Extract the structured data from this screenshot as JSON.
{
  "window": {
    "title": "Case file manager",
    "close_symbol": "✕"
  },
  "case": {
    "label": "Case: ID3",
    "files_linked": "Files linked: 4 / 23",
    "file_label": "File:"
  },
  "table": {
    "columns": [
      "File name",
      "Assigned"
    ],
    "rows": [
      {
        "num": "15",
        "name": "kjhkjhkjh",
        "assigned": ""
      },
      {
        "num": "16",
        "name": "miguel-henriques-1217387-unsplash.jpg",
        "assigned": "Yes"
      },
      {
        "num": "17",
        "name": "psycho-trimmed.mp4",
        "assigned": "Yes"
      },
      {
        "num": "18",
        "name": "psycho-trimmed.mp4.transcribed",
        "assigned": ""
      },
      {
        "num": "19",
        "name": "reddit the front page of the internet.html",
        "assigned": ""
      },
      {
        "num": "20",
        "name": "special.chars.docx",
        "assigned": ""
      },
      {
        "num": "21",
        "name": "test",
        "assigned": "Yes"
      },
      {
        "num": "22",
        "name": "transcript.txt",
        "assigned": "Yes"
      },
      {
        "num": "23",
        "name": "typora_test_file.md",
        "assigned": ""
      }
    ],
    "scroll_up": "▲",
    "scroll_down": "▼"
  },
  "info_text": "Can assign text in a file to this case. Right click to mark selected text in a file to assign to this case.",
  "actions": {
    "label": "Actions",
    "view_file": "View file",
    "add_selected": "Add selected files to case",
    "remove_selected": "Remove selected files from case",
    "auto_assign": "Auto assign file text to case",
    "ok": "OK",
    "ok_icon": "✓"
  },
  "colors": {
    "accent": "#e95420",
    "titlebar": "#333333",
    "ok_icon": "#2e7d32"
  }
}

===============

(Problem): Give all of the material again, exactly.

(Expected output):
Extract the structured data from this screenshot as JSON.
{
  "window": {
    "title": "Case file manager",
    "close_symbol": "✕"
  },
  "case": {
    "label": "Case: ID3",
    "files_linked": "Files linked: 4 / 23",
    "file_label": "File:"
  },
  "table": {
    "columns": [
      "File name",
      "Assigned"
    ],
    "rows": [
      {
        "num": "15",
        "name": "kjhkjhkjh",
        "assigned": ""
      },
      {
        "num": "16",
        "name": "miguel-henriques-1217387-unsplash.jpg",
        "assigned": "Yes"
      },
      {
        "num": "17",
        "name": "psycho-trimmed.mp4",
        "assigned": "Yes"
      },
      {
        "num": "18",
        "name": "psycho-trimmed.mp4.transcribed",
        "assigned": ""
      },
      {
        "num": "19",
        "name": "reddit the front page of the internet.html",
        "assigned": ""
      },
      {
        "num": "20",
        "name": "special.chars.docx",
        "assigned": ""
      },
      {
        "num": "21",
        "name": "test",
        "assigned": "Yes"
      },
      {
        "num": "22",
        "name": "transcript.txt",
        "assigned": "Yes"
      },
      {
        "num": "23",
        "name": "typora_test_file.md",
        "assigned": ""
      }
    ],
    "scroll_up": "▲",
    "scroll_down": "▼"
  },
  "info_text": "Can assign text in a file to this case. Right click to mark selected text in a file to assign to this case.",
  "actions": {
    "label": "Actions",
    "view_file": "View file",
    "add_selected": "Add selected files to case",
    "remove_selected": "Remove selected files from case",
    "auto_assign": "Auto assign file text to case",
    "ok": "OK",
    "ok_icon": "✓"
  },
  "colors": {
    "accent": "#e95420",
    "titlebar": "#333333",
    "ok_icon": "#2e7d32"
  }
}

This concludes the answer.